  1. Make it too long.
  2. Obscure your background with your interpretation of your strengths and skills.
  3. Give a vague chronology.

Kicking off our search for a VP of Marketing this week made me ruminate about bad resumes. For this role, the problem is that marketing people can make anything look good, or more accurately: they can talk at length about anything, even if it’s irrelevant. So, the primary problem is long resumes that put you to sleep. I thought this a good opportunity to get crabby about resumes in general.

The three best ways to write a bad or a good resume:

1. Length

Most mortals can fit their background on one page. After about ten years of experience, you might merit a second page. Maybe. But think hard first. It might take 15 years before we need to hear it all. I have seen some resumes that creep onto a third page that are well written, but these are people with 20 or more years of experience.

Four pages are uncalled for unless you are from a foreign country where the sheer weight of your resume is part of the Feng Shui and culture. In spite of this habit overseas, it is a practice that is doomed in a world of impatient, ADD Type A’s who spend more and more time on the Internet. Get over it. Practice using that delete key, Champ.

2. Identify Your Background, not Your Skills and Strengths

Let the facts speak for themselves. Nothing is more annoying than resumes that start with a half page or an entire page summarizing someone’s background and skills. Your experience is what counts, not your interpretation. I have seen good resumes that start with three pertinent bullets highlighting key experience, but unless you merit a two or three page resume, try to skip this. Your work history and specific accomplishments are what matters.

Here are two actual examples from resumes I received today:

  • “I am a marketing master that can develop unlimited campaign ideas from the fertile right side of my brain.” I kid you not. A Master with a Fertile Brain. Save me.
  • “Strengths (Source: Gallup Clifton Strengthsfinder): Maximizer, Ideation, Strategic, Self-Assurance, Activator.” Is this necessary? Aside from being very unclear on what a “Maximizer” exactly is, or for that matter an “Activator”, what God-Help-Me is the Gallup Clifton Strengthsfinder?

3. Specific, Clear Chronology

If you have ever interviewed with Heidrick & Struggles or any of the major executive search firms, you know that competent, highly paid recruiters are exacting about chronology. Even if you are a CEO, these recruiters will carefully go through every crevice, so no stone is unturned.

That means month and year, start and end to every job. Yes, the month matters. It demonstrates you are a concrete, specific person. Remember, this is your career. Here in swashbuckling Silicon Valley where folks go through jobs like hot knives through butter, a string of jobs all less than two years is not uncommon. Therefore the month becomes material.

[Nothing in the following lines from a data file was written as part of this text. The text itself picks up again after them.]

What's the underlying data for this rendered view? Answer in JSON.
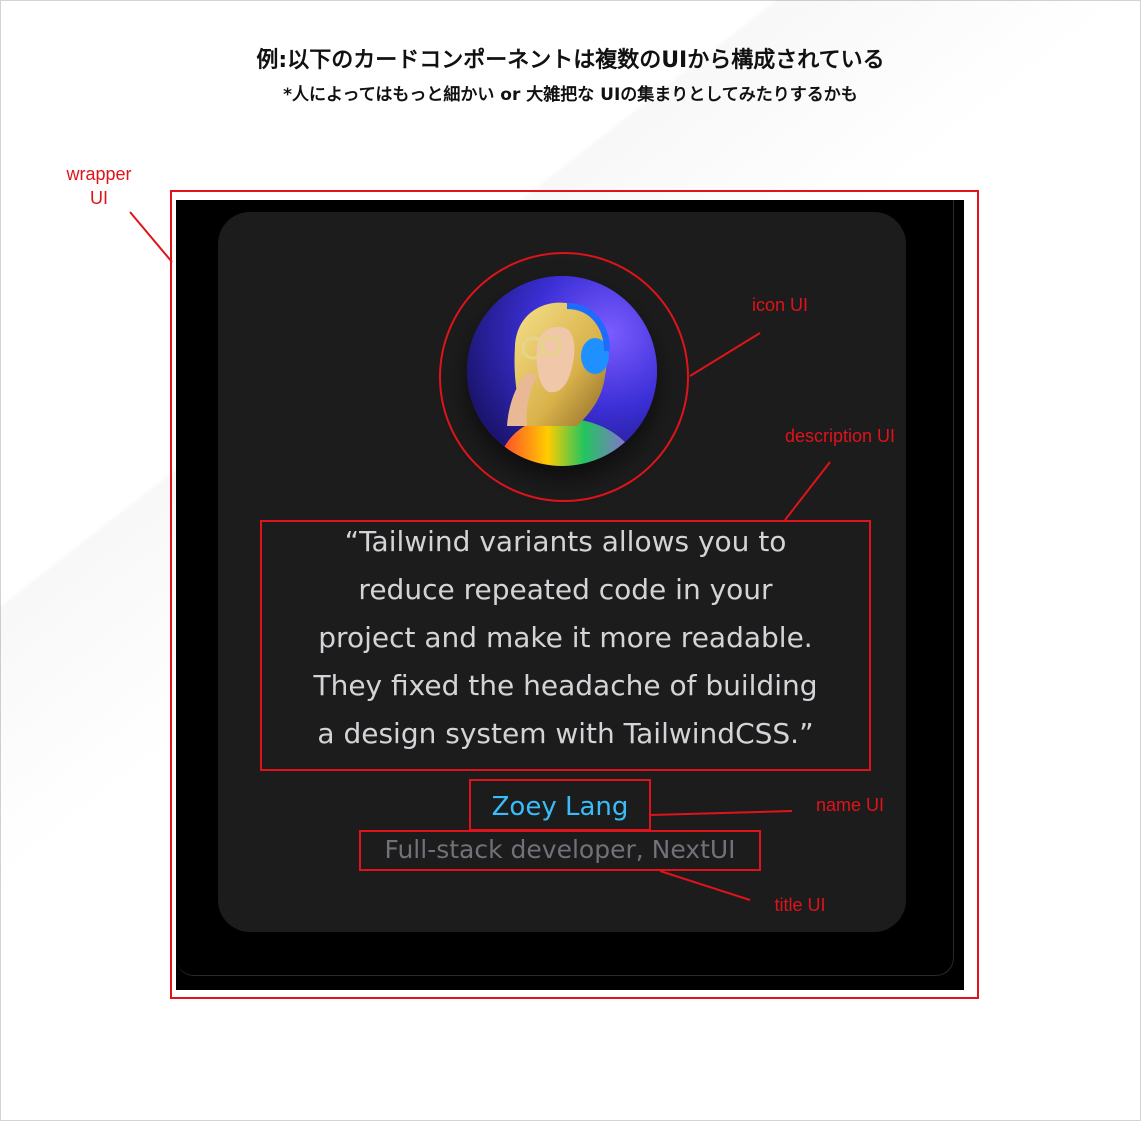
{
  "heading": {
    "title": "例:以下のカードコンポーネントは複数のUIから構成されている",
    "subtitle": "*人によってはもっと細かい or 大雑把な UIの集まりとしてみたりするかも"
  },
  "card": {
    "quote": "“Tailwind variants allows you to reduce repeated code in your project and make it more readable. They fixed the headache of building a design system with TailwindCSS.”",
    "quote_lines": [
      "“Tailwind variants allows you to",
      "reduce repeated code in your",
      "project and make it more readable.",
      "They fixed the headache of building",
      "a design system with TailwindCSS.”"
    ],
    "name": "Zoey Lang",
    "title": "Full-stack developer, NextUI"
  },
  "annotations": {
    "wrapper_line1": "wrapper",
    "wrapper_line2": "UI",
    "icon": "icon UI",
    "description": "description UI",
    "name": "name UI",
    "title": "title UI"
  },
  "colors": {
    "annotation": "#e0131a",
    "card_background": "#1c1c1c",
    "page_background": "#000000",
    "name": "#38bdf8",
    "title": "#71717a",
    "quote": "#d4d4d8"
  },
  "icons": {
    "avatar": "person-with-headphones-avatar"
  }
}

Always show the year you received a degree. Vagueness can make one wonder what you are hiding. Did you get lost at a Dead concert for a few years? (There’s an appropriate way to describe this career move.)

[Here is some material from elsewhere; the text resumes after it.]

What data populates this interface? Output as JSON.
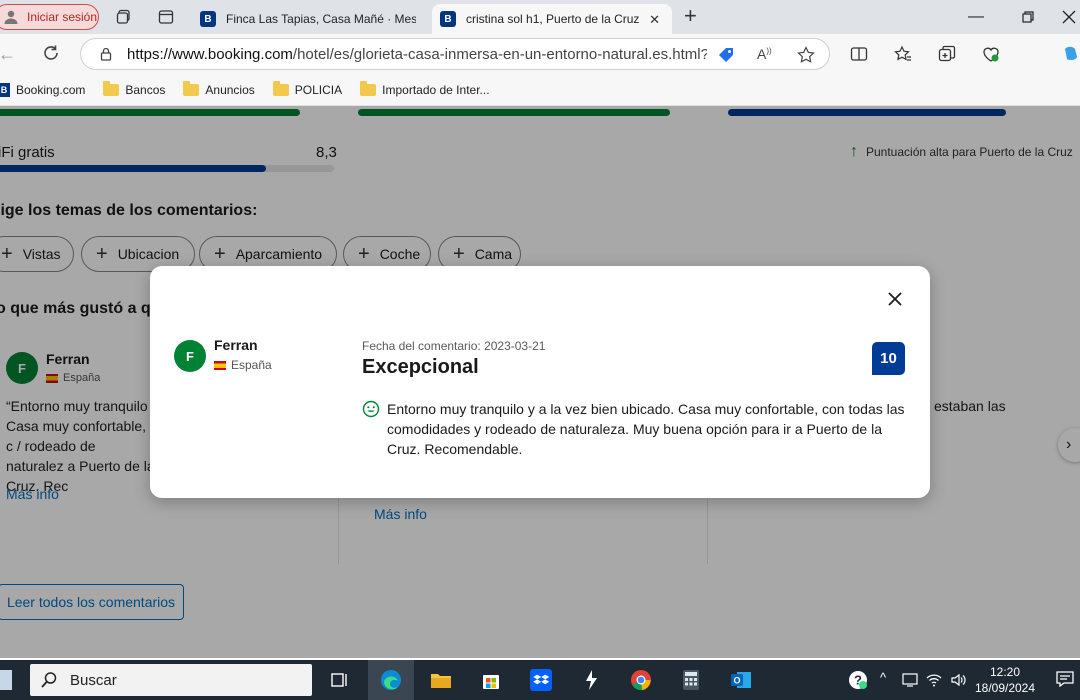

If you can get these three things right: 1) brevity, 2) background not strengths/skills/functional nonsense, and 3) clear chronology, you are off to good start.